4. A Campfire Has Many Purposes

Although campfires tend to be viewed as a gathering place for socializing, they have multiple purposes. For example, a fire can be built to signal for help when a person is lost in the woods. It can also be used to dry clothing, deter wildlife and burn refuse when there is not a trash receptacle available.

5. Netherlands Holds the Record for World’s Largest Bonfire

There are many different ways to build a campfire and some people take pride in building the best. The world’s biggest campfire had an overall volume of 151,288 ft³. It was lit on New Year’s Even in 2014 and burned for a total of five days.

6. Campfires are Color Coded

Those dancing, colorful flames are more than just fun to watch since the colors can tell you a lot about the temperature of the fire. The red light emitted comes from the cooler parts of the fire, and the bluish-white flames signal where the highest heat exists.

7. Most Wildfires Are Due to Human Error

Humans start approximately nine out of ten wildfires and campfires are the biggest culprits. For this reason, it is best to use existing fire rings when they are available and always make sure a fire is completely extinguished before leaving the site.

Using a campfire for warmth, food and survival is a tradition that dates back to …

Why It’s Probably Not Worth Going to University Any More

I’ve been thinking recently, if I was a fresh-faced 18-year-old just out of college with my whole life ahead of me and pondering what to do next, would I go to university? The answer is probably not!

Before I explain, I must insert a disclaimer here that this does not mean that I don’t recommend anyone else to, neither does it rule out me sending my future kids to university. However, as a university graduate of 2004, the more I think about going to university today, the more I find myself wondering what exactly is the point?

My first issue with this age-old institution is the very modern practice of excessively high university fees.

A tax on knowledge?

As of next year, university tuition fees will be rising to a maximum of £9,000 which doesn’t include living expenses, cost of books, and all the other associated costs of student life – it is no wonder the latest UCAS figures show the biggest fall in university applications in more than 30 years!

How it is justifiable to fine, sorry charge, people whopping amounts to educate themselves is completely beyond me. Surely this is some kind of stealth tax on knowledge? From the parent perspective, I can imagine how massive a financial burden this must be, especially where there is more than one university-ready child in the household. These ludicrous fees may well see the UK go down the same route as China in future by adopting a one child policy to keep things affordable.

Forget uni, try YouTube instead!
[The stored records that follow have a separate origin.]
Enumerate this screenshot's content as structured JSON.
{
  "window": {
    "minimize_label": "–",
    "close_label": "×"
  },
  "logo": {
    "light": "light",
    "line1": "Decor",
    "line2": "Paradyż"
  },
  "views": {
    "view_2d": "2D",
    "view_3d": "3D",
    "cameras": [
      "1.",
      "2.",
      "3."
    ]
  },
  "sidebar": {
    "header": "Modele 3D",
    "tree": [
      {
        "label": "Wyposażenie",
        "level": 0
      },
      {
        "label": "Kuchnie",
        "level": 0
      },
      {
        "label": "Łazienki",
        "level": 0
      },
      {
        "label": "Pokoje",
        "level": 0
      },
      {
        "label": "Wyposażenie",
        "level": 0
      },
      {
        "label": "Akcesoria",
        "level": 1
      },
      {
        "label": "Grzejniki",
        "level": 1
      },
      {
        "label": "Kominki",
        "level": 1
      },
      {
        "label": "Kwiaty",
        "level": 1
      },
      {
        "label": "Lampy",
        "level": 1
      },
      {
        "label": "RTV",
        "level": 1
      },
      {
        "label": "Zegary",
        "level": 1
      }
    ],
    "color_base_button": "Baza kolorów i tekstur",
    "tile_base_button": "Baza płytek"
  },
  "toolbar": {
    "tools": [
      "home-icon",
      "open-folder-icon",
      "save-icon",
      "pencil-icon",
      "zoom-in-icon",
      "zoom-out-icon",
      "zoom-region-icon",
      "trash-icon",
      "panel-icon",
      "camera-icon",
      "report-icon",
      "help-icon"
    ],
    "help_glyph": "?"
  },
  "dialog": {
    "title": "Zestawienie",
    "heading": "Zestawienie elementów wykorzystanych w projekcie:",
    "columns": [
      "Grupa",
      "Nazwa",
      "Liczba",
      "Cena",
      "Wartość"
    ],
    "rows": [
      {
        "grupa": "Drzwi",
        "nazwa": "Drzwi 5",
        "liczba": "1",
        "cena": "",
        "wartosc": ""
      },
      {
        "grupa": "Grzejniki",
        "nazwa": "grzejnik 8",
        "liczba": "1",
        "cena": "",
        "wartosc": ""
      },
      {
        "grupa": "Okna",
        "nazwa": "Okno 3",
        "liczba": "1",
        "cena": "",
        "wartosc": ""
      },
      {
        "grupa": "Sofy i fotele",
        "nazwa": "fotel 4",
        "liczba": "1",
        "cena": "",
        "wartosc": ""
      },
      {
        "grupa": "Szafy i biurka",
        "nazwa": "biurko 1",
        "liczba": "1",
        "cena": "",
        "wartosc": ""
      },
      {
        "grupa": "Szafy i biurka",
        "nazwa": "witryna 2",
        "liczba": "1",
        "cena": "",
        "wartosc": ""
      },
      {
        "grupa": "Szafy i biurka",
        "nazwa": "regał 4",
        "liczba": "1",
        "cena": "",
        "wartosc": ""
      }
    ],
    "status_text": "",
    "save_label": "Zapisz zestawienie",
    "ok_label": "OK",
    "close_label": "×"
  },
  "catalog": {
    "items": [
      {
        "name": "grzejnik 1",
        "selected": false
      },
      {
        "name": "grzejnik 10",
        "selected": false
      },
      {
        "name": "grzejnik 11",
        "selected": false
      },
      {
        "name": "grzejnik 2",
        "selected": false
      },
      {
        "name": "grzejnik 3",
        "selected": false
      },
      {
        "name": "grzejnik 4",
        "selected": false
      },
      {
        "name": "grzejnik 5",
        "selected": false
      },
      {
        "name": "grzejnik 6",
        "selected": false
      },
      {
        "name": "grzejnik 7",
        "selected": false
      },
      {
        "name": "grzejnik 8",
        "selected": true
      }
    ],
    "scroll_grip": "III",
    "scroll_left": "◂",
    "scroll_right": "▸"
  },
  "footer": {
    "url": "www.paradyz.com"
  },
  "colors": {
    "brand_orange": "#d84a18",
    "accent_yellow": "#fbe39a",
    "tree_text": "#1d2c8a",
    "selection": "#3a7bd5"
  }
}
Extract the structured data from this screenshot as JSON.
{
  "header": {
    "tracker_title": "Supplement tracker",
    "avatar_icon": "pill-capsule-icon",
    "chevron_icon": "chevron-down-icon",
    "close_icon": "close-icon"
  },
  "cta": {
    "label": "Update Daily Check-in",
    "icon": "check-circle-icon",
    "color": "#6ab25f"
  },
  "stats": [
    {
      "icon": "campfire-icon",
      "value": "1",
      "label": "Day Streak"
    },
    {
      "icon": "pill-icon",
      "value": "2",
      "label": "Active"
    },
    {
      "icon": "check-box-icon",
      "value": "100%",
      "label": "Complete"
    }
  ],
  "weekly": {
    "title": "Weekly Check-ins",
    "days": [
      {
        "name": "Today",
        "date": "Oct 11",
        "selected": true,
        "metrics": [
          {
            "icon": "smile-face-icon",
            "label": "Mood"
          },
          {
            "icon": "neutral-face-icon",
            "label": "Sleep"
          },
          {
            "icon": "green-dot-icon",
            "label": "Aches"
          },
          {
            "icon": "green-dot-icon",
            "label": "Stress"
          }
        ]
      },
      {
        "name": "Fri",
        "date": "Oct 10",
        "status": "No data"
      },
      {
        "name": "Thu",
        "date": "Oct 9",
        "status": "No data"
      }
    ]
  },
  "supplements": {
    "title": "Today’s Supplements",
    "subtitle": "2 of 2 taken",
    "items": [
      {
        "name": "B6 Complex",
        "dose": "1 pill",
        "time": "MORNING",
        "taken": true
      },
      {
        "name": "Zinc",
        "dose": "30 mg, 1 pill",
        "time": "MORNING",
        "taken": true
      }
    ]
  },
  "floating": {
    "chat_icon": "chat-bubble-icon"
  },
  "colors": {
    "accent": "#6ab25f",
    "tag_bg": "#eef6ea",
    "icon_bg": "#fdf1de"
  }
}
The second reason I’m somewhat anti-university for now is that thanks to the internet, the world of learning has opened up in so many different and exciting ways that you can pretty much teach yourself anything you want by simply watching YouTube or scouring the pages of Google.

Unlike the somewhat restricted curriculum of a university module, self-taught subjects can be as varied as you like and as long or short as you like, and the best part is most of these online resources are free or low cost so you can save your university fees for your mortgage down payment instead. Also this way, you get to teach yourself subjects that actually affect your day-to-day life such as how to plan and achieve goals, manage your finances, develop a “winning” mindset and so on…

Branson didn’t go uni… and look where it got him

Entrepreneurship is not for the fainthearted but the truth is that it’s becoming more and more of an attractive option for young people who can’t find a job in today’s climate. It makes sense – if some big boss somewhere won’t give you a job, simply create your own!

Richard Branson didn’t go to university and look where it got him; neither did Ingvar Kamprad – the guy who founded IKEA, Simon Cowell who needs no explanation, and countless other entrepreneurs who are today living their own version of “the dream” without first obtaining letters after their …